Task: I need only the number of lines in this data that contain the string "Contract".

(Dataset items)
──────────
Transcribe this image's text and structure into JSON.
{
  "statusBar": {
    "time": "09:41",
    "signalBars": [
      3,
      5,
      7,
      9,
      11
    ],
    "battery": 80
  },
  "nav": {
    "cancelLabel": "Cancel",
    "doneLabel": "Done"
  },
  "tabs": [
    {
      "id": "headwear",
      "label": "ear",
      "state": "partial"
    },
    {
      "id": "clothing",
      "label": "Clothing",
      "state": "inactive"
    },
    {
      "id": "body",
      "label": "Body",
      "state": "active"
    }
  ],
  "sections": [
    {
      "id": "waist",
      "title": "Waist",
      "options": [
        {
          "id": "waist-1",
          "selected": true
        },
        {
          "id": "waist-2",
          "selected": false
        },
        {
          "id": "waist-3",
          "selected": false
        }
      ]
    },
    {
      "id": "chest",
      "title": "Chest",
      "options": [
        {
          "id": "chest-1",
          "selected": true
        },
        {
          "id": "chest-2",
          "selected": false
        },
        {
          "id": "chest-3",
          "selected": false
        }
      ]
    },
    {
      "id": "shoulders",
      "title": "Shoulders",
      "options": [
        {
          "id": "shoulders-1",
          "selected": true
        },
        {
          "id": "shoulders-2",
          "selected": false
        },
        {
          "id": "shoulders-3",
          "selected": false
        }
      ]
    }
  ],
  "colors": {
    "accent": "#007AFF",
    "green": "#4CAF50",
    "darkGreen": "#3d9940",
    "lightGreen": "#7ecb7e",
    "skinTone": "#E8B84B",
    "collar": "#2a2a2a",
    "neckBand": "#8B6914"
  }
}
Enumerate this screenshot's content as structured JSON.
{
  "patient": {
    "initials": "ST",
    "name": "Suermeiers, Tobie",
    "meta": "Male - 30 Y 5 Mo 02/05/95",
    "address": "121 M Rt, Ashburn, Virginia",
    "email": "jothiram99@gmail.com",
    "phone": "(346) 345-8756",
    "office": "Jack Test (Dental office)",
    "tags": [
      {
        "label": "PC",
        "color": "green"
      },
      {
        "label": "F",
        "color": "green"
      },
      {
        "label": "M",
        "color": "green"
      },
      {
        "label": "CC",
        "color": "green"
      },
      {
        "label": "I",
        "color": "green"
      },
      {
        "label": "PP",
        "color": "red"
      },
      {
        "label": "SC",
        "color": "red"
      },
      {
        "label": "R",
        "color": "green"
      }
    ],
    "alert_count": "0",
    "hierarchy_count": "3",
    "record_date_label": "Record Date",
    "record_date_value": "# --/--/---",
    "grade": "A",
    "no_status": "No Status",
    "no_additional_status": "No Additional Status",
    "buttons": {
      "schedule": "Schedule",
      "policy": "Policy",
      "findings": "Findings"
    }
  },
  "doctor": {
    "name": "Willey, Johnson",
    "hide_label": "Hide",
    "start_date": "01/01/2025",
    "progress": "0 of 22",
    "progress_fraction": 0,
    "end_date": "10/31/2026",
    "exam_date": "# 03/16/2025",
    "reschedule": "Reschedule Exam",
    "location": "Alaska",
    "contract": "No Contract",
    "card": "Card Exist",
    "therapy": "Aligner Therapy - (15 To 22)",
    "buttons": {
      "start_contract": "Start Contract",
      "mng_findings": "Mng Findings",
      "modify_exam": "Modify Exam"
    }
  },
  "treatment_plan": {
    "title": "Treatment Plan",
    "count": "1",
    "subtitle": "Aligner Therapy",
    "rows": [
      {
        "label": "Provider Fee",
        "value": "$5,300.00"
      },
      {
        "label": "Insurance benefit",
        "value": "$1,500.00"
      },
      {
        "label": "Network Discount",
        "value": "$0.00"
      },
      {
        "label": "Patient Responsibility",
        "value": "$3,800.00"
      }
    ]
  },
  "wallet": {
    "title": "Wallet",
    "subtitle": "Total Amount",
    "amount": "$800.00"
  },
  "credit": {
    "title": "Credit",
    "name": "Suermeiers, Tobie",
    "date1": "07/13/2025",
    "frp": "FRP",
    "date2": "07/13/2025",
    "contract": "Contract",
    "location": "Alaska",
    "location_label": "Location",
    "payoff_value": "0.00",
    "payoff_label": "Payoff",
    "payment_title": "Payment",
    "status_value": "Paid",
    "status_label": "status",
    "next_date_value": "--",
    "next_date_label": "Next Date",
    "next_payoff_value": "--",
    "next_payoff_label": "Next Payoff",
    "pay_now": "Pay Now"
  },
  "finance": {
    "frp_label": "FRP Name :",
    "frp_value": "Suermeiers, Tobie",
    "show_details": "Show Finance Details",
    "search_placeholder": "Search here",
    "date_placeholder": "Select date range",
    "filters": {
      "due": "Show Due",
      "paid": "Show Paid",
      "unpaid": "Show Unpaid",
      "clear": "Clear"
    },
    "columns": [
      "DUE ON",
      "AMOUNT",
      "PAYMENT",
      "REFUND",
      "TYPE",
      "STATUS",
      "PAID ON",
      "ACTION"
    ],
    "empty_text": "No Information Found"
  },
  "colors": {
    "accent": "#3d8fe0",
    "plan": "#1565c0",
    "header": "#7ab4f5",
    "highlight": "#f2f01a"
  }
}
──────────
Solution for this exercise: 3